**INPUT RECORDS:**
++++++++++

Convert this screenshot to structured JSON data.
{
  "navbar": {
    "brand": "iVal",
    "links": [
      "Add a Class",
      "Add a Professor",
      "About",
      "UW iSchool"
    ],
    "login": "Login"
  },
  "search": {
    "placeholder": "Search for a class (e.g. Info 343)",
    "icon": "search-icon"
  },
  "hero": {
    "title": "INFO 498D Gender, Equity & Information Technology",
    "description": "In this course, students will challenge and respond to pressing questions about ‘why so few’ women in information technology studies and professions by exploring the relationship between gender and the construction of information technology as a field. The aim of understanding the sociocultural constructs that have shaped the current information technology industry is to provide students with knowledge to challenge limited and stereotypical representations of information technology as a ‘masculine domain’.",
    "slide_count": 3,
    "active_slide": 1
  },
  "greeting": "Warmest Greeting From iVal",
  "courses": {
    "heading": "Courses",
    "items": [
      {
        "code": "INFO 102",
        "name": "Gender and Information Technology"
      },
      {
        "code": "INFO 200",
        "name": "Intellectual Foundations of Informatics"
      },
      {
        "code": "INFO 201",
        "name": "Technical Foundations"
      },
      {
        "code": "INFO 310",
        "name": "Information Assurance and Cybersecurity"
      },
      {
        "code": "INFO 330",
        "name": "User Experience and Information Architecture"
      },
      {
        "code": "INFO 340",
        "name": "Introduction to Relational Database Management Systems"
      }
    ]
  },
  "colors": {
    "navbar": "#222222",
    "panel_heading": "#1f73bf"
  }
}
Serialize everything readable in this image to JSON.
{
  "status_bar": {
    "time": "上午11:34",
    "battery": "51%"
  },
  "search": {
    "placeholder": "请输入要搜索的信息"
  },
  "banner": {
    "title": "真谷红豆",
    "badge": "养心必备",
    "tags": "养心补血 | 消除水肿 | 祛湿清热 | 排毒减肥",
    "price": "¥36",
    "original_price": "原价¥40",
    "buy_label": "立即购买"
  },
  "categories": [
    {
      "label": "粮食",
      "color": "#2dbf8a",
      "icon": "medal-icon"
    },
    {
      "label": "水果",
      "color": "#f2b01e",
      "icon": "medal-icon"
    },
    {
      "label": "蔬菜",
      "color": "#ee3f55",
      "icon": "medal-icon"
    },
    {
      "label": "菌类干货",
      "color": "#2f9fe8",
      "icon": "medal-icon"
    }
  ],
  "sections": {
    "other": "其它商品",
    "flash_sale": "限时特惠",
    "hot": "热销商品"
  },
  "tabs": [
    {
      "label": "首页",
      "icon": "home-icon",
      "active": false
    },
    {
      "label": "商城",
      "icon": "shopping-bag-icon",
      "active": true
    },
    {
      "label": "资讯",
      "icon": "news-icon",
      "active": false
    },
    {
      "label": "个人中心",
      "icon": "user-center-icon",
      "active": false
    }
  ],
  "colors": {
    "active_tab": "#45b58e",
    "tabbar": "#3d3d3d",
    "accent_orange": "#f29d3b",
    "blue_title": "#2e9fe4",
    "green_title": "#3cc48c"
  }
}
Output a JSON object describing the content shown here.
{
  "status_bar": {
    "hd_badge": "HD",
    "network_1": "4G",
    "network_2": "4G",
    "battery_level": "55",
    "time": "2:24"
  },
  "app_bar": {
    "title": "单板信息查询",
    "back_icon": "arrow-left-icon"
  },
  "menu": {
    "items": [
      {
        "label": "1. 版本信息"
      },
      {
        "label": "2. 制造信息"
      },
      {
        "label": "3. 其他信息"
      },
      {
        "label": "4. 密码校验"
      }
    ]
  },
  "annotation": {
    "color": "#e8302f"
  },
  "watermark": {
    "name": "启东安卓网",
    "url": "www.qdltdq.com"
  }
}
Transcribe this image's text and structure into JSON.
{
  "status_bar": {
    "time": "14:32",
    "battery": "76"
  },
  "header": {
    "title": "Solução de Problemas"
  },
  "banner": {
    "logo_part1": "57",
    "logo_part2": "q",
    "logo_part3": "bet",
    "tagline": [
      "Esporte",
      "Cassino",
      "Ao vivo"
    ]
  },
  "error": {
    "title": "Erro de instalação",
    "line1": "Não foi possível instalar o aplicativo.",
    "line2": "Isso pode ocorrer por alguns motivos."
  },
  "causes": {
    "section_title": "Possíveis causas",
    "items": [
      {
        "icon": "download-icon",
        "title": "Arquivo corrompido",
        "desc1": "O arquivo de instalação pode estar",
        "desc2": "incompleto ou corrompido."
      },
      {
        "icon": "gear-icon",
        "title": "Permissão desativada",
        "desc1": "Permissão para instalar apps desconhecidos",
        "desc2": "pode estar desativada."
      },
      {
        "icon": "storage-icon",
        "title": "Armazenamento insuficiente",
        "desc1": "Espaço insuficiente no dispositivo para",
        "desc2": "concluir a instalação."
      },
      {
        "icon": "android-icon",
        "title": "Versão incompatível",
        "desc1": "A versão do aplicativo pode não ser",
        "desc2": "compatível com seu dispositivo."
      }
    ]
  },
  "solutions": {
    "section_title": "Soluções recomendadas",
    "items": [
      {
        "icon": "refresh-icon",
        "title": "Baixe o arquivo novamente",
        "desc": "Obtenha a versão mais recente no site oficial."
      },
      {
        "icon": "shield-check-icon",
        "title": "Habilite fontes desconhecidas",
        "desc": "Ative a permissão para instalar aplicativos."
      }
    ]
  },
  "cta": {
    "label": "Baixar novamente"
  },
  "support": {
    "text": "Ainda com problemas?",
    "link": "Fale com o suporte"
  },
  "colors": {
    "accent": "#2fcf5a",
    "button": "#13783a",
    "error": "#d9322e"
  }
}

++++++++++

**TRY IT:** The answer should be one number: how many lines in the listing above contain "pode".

**ANSWER AREA:** 4